== Requirement ==
Take from the data every line in which the word "title" is found.

● ● ● ● ●

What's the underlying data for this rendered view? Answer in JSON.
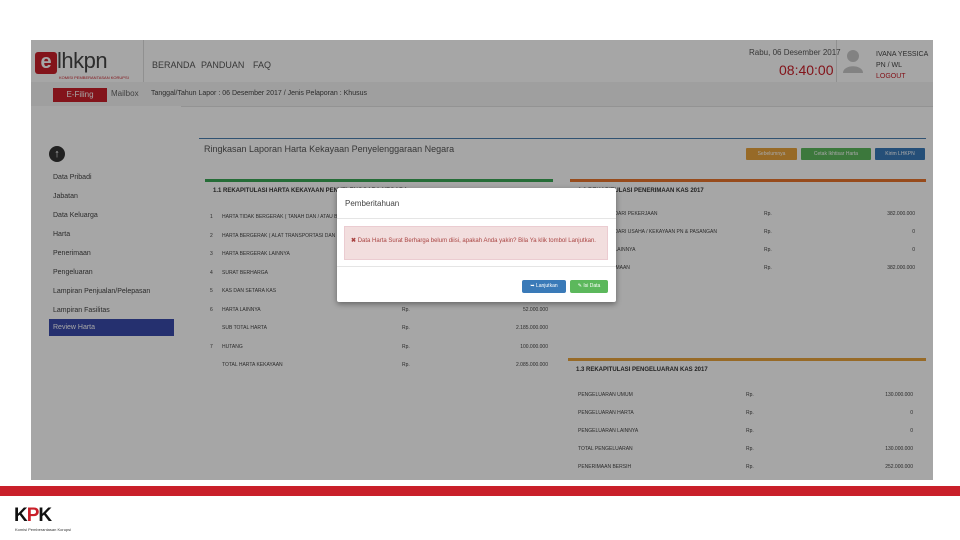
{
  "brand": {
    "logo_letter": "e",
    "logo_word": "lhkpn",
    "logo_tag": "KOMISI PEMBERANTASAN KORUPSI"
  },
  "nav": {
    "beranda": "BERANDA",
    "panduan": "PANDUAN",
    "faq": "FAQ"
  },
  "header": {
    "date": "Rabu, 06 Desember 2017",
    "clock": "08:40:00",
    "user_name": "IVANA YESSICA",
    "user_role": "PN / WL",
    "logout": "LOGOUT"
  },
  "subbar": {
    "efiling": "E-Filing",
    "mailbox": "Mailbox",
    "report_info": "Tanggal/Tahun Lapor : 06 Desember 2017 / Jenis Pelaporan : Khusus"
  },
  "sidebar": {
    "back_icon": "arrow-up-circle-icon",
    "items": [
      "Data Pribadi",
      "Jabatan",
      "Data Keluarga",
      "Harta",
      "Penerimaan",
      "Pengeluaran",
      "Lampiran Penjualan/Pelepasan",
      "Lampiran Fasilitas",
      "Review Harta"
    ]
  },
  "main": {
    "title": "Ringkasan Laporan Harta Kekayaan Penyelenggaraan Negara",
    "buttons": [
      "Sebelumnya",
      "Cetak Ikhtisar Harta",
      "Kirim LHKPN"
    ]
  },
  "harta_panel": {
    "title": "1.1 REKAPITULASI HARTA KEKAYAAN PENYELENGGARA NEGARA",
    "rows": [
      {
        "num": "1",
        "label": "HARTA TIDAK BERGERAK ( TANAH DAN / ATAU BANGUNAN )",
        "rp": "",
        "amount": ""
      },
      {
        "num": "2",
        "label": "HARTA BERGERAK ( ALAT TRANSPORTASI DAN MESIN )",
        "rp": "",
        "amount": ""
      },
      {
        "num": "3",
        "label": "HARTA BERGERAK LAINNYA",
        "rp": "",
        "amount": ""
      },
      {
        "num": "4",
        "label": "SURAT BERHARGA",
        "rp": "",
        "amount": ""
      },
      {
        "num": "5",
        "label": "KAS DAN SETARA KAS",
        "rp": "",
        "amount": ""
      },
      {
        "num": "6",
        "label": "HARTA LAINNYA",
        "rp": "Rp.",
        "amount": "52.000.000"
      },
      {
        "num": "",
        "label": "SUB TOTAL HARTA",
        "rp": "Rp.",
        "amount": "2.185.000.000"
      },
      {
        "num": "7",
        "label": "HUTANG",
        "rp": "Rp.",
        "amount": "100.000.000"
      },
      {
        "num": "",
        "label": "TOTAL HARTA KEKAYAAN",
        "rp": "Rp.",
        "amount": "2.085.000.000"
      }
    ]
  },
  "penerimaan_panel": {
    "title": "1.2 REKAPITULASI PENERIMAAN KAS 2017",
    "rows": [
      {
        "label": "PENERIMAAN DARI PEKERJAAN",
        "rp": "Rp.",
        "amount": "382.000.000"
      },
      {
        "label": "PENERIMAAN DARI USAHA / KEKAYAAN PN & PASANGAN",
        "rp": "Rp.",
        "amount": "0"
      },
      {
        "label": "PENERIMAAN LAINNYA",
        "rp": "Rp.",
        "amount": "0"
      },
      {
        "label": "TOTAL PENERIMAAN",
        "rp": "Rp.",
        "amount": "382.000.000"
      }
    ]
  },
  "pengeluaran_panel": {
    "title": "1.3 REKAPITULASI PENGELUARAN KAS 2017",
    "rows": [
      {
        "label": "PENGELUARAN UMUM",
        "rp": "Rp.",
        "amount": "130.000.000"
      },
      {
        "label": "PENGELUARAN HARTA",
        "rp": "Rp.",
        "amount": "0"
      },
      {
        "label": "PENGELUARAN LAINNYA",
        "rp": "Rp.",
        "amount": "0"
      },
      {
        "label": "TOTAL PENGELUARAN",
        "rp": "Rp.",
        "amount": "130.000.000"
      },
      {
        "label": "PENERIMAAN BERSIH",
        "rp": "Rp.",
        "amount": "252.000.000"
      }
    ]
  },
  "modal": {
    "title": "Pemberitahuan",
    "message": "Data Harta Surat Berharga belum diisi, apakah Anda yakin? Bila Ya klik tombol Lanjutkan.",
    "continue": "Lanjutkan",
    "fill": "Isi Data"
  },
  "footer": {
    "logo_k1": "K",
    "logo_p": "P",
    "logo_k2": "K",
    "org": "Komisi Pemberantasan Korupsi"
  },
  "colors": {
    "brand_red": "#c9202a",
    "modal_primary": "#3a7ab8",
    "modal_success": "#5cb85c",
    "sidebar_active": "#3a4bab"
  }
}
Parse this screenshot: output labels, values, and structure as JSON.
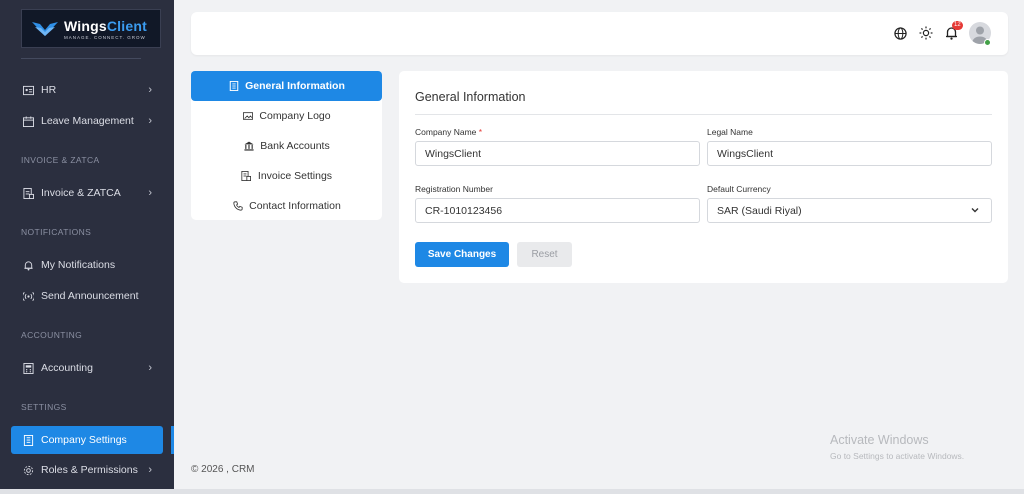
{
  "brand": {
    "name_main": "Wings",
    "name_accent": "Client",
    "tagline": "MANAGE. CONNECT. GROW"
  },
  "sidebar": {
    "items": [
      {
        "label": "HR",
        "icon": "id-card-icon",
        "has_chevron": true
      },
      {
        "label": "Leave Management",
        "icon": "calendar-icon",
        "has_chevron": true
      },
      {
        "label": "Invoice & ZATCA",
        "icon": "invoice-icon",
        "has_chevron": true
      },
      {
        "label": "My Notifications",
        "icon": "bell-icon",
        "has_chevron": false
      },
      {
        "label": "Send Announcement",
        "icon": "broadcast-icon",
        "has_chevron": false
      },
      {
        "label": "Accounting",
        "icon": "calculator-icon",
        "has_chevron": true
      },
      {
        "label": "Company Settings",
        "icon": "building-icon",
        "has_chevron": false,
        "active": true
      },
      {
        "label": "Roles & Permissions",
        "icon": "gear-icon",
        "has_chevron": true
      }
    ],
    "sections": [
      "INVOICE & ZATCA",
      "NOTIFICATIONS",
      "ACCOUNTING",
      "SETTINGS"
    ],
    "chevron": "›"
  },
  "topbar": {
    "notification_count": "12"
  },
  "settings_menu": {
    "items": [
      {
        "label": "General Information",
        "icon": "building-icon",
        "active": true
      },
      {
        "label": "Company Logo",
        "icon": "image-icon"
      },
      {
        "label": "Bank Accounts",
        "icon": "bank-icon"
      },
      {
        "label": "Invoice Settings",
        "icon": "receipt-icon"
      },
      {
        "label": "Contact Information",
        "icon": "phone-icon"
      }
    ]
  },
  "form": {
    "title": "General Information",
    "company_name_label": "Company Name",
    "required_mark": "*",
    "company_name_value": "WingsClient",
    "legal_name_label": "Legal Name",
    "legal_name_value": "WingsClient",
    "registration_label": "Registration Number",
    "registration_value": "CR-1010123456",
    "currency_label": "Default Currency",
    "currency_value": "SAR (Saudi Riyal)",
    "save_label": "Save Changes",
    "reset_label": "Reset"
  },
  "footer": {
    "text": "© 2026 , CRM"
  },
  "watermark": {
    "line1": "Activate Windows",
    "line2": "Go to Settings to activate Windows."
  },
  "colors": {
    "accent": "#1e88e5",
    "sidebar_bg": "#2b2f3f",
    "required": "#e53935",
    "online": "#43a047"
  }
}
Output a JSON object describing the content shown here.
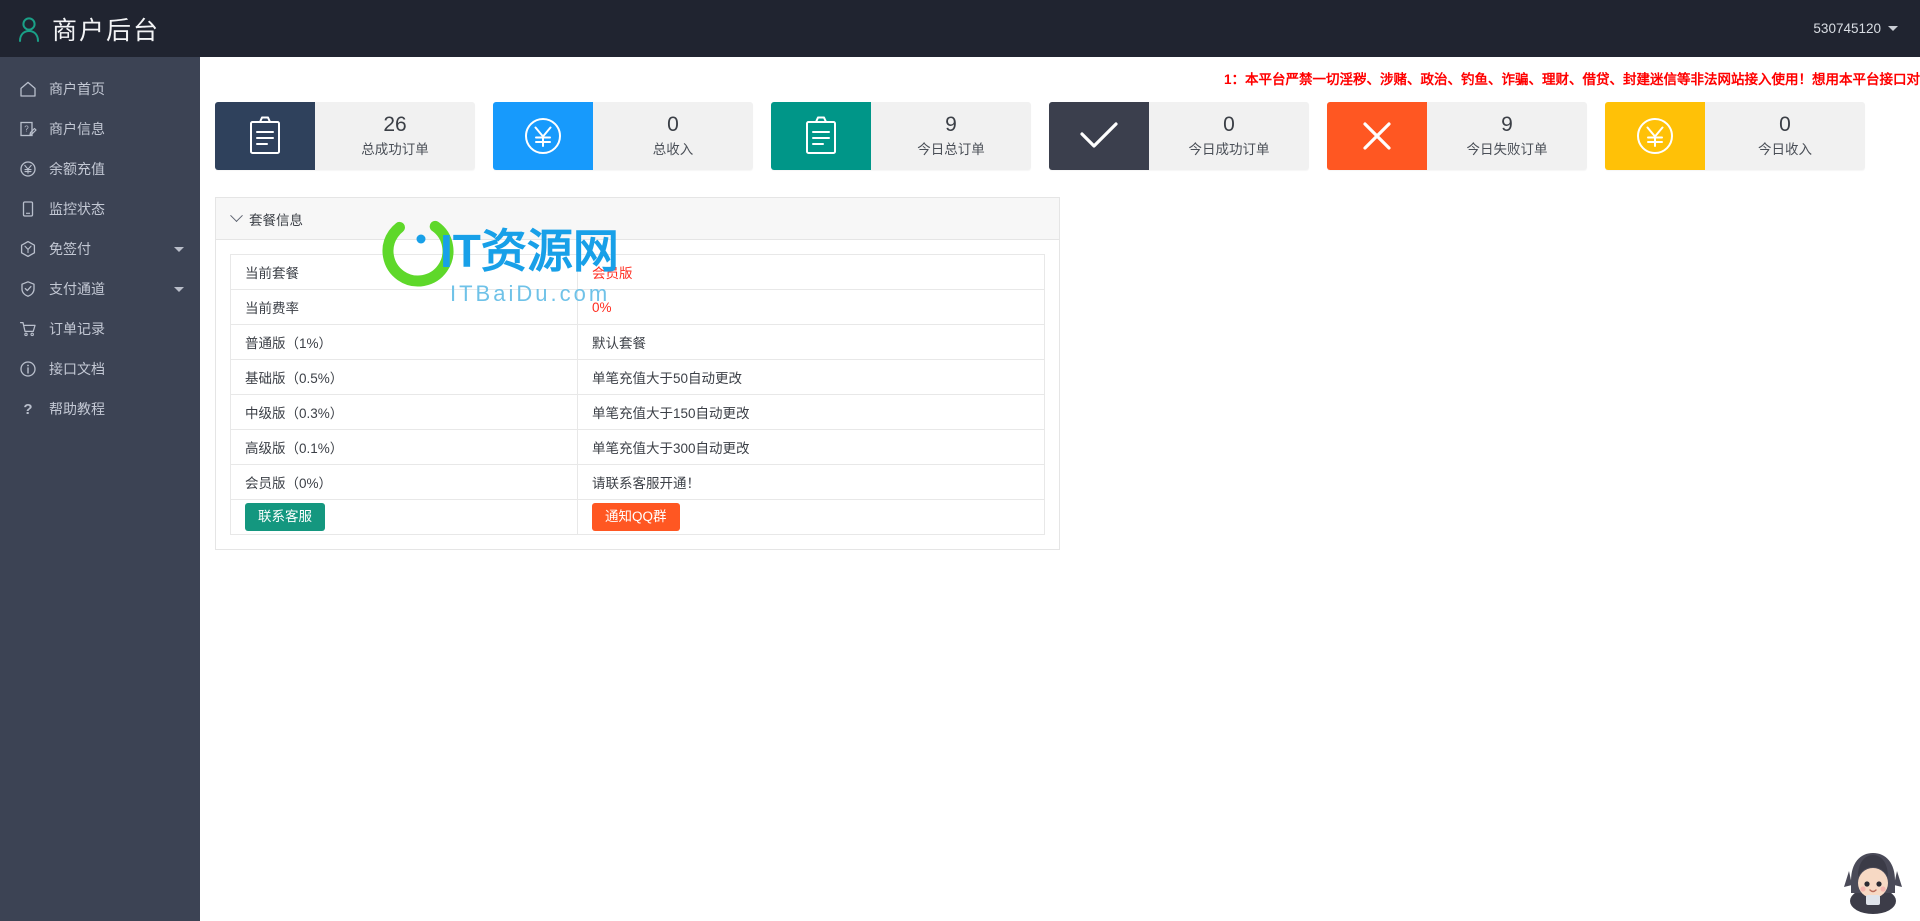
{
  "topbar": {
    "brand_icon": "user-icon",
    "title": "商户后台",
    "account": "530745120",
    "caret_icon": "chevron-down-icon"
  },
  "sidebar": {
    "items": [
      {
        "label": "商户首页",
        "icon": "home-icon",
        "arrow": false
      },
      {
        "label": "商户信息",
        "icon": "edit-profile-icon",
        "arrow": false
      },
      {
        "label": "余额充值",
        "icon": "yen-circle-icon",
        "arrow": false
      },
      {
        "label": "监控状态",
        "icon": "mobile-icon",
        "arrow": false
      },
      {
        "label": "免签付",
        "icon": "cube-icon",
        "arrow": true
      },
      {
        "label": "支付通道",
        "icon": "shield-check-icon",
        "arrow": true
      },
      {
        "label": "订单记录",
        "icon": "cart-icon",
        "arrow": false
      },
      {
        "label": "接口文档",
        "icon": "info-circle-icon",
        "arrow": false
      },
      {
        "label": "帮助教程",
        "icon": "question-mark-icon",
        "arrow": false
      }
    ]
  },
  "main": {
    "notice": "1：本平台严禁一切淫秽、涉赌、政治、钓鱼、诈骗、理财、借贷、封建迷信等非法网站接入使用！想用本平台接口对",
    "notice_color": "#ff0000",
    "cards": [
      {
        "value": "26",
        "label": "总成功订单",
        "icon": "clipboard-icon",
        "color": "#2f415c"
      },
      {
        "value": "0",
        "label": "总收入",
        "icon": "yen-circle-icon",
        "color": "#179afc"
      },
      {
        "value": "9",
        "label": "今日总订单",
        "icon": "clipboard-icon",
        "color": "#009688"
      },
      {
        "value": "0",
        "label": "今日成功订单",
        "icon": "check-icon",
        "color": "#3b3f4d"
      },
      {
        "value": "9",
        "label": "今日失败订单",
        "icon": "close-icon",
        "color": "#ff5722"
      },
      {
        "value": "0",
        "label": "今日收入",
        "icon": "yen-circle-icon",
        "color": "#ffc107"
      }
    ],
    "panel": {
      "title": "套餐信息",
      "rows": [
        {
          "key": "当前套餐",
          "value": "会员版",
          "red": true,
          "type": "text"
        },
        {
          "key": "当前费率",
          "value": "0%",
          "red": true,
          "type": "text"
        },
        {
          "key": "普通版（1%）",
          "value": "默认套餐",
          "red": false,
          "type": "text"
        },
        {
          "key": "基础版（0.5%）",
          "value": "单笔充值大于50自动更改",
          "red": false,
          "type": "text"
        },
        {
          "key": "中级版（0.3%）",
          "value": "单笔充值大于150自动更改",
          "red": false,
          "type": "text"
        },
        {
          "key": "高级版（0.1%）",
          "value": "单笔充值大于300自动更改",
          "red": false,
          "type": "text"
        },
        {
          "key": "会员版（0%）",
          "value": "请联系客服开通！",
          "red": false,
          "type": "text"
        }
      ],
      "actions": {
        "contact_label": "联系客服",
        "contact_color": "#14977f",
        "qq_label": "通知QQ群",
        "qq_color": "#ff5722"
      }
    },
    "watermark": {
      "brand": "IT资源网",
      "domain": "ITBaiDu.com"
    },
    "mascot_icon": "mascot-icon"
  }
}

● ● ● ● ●

== Finished exercise ==
    "title": "Ringkasan Laporan Harta Kekayaan Penyelenggaraan Negara",
    "title": "1.1 REKAPITULASI HARTA KEKAYAAN PENYELENGGARA NEGARA",
    "title": "1.2 REKAPITULASI PENERIMAAN KAS 2017",
    "title": "1.3 REKAPITULASI PENGELUARAN KAS 2017",
    "title": "Pemberitahuan",
    "title": "General Information",
    "title": "商户后台",
      "title": "套餐信息",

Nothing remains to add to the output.